[EXERCISE DESCRIPTION]: Find how many lines below mention "Local". Nothing but the number is needed.

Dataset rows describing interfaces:
Start of Block

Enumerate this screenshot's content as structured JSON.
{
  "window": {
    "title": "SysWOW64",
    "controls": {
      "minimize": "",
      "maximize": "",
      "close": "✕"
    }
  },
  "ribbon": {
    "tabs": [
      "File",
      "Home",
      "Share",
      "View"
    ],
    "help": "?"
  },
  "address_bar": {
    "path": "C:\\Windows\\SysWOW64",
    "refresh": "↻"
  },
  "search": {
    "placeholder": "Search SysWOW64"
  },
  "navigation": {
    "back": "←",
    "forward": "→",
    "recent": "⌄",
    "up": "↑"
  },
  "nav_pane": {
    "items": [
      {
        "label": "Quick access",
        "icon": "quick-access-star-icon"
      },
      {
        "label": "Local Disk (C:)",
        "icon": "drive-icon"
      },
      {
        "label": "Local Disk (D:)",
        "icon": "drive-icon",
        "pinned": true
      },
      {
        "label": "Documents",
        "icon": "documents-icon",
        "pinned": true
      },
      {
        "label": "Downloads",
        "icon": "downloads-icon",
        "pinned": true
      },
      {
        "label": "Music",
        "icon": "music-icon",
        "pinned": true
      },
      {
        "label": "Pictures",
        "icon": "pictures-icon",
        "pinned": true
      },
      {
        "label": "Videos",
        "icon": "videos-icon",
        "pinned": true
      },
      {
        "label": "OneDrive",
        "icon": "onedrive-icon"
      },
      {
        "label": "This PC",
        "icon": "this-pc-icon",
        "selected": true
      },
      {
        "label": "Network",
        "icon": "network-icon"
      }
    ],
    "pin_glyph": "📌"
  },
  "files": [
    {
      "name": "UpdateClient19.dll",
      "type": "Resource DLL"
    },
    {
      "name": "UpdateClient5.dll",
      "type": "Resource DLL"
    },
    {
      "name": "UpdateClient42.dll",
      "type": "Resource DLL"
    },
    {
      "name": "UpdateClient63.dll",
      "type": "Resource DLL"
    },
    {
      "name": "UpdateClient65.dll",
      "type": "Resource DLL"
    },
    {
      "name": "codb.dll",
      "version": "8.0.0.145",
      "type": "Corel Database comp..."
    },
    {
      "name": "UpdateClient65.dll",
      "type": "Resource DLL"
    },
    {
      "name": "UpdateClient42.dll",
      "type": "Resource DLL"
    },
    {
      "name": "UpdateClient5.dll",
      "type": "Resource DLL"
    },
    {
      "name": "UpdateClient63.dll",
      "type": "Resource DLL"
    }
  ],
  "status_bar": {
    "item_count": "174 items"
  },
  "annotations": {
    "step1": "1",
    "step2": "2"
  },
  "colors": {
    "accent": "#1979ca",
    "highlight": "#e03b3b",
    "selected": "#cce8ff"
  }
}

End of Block

[RESPONSE]: 2